Asked if he reported the hole to AT&T, Auernheimer replied "totally but not really...I don't (expletive) care I hope they sue me," according to the chat logs.
"Those chats not only demonstrate that Spitler and Auernheimer were responsible for the data breach, but also that they conducted the breach to simultaneously damage AT&T and promote themselves and Goatse Security," the U.S. Attorney's office said in a statement.
AT&T has spent about $73,000 as a result of the breach, including contacting all iPad 3G customers to notify them, the complaint says. Among the iPad users who appeared to have been affected were White House Chief of Staff Rahm Emanuel, journalist Diane Sawyer, New York Mayor Michael Bloomberg, movie producer Harvey Weinstein, and New York Times CEO Janet Robinson.
Auernheimer told CNET last summer that the data exposed in the breach was contained. The concern was that iPad users who had their e-mail addresses exposed would then be at risk of receiving phishing or spam e-mail that appeared to be from Apple or AT&T but which was designed instead to trick them into revealing more information or downloading malware.

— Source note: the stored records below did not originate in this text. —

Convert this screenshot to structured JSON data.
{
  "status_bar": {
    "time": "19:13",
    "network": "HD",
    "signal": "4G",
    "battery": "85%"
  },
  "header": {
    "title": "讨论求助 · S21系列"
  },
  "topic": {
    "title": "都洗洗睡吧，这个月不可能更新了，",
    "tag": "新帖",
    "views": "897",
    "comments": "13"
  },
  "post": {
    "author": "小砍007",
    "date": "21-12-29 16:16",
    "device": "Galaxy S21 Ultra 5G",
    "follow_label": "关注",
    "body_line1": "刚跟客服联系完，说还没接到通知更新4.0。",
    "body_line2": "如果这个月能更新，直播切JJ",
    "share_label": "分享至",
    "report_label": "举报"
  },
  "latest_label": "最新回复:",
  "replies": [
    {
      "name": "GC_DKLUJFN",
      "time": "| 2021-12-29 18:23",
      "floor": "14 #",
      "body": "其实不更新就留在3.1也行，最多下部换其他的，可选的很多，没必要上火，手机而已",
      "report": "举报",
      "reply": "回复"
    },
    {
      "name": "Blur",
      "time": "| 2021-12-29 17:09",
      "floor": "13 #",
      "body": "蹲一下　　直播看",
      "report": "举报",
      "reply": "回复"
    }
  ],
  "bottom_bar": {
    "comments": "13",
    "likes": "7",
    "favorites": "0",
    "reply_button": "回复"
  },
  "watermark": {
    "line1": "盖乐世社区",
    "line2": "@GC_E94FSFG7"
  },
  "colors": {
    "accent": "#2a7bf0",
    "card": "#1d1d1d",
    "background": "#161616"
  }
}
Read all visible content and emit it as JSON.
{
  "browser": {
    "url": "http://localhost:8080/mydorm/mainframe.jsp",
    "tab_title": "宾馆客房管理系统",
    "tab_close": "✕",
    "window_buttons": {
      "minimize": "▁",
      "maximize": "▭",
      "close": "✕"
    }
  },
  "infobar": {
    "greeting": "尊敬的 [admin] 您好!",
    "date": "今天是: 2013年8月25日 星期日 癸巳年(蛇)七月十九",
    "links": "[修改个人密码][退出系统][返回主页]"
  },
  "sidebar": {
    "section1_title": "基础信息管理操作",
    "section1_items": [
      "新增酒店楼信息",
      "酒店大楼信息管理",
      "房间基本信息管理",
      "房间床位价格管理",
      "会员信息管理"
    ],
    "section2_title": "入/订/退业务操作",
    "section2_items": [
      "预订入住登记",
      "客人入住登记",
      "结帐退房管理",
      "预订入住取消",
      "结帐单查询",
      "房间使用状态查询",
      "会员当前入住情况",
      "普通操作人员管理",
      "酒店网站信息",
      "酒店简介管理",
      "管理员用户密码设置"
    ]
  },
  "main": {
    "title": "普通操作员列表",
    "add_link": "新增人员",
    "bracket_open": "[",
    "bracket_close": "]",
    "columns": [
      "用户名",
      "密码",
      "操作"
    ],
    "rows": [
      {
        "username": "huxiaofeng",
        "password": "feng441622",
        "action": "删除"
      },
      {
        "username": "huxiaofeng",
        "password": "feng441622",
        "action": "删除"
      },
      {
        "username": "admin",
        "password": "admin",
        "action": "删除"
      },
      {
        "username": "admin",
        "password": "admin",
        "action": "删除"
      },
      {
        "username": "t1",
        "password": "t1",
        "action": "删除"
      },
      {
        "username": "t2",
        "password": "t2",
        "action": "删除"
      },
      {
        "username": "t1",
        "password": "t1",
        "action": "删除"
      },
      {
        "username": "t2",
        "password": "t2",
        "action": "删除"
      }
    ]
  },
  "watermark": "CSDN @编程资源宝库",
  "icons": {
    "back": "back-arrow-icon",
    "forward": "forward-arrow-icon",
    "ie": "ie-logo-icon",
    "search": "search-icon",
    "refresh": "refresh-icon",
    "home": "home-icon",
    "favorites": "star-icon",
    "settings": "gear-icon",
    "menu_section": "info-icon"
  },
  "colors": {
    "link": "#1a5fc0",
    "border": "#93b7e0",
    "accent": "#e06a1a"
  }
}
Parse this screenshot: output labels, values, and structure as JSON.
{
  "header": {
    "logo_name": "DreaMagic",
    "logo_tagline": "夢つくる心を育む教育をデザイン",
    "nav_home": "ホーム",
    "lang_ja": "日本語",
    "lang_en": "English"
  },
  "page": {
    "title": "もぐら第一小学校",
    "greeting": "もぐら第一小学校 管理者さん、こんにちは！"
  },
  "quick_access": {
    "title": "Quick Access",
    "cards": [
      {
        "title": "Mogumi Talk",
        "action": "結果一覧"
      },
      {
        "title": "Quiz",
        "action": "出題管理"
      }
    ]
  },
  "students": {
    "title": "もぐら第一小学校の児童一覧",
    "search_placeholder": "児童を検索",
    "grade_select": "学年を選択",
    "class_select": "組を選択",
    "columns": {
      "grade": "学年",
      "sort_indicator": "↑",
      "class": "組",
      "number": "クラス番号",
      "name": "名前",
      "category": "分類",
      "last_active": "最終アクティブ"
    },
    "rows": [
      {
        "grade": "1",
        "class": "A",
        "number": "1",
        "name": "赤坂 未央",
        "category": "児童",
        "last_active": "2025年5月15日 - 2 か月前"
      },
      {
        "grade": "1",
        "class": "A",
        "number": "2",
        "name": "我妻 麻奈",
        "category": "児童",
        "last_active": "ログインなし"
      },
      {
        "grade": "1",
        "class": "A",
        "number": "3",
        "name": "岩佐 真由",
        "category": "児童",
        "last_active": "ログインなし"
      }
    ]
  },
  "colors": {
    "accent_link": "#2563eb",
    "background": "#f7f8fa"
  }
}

Auernheimer did not return an e-mail seeking comment, and Spitler could not be reached. AT&T did not immediately respond to a request for comment.
Auernheimer, a self-described Internet "troll," was arrested last June when authorities found drugs while searching his home for evidence related to the AT&T-iPad investigation. He was later released on bail.
Updated 5:20 p.m. PDT with details on Spitler release on bail, Auernheimer held pending bail hearing and their comments inside and outside court.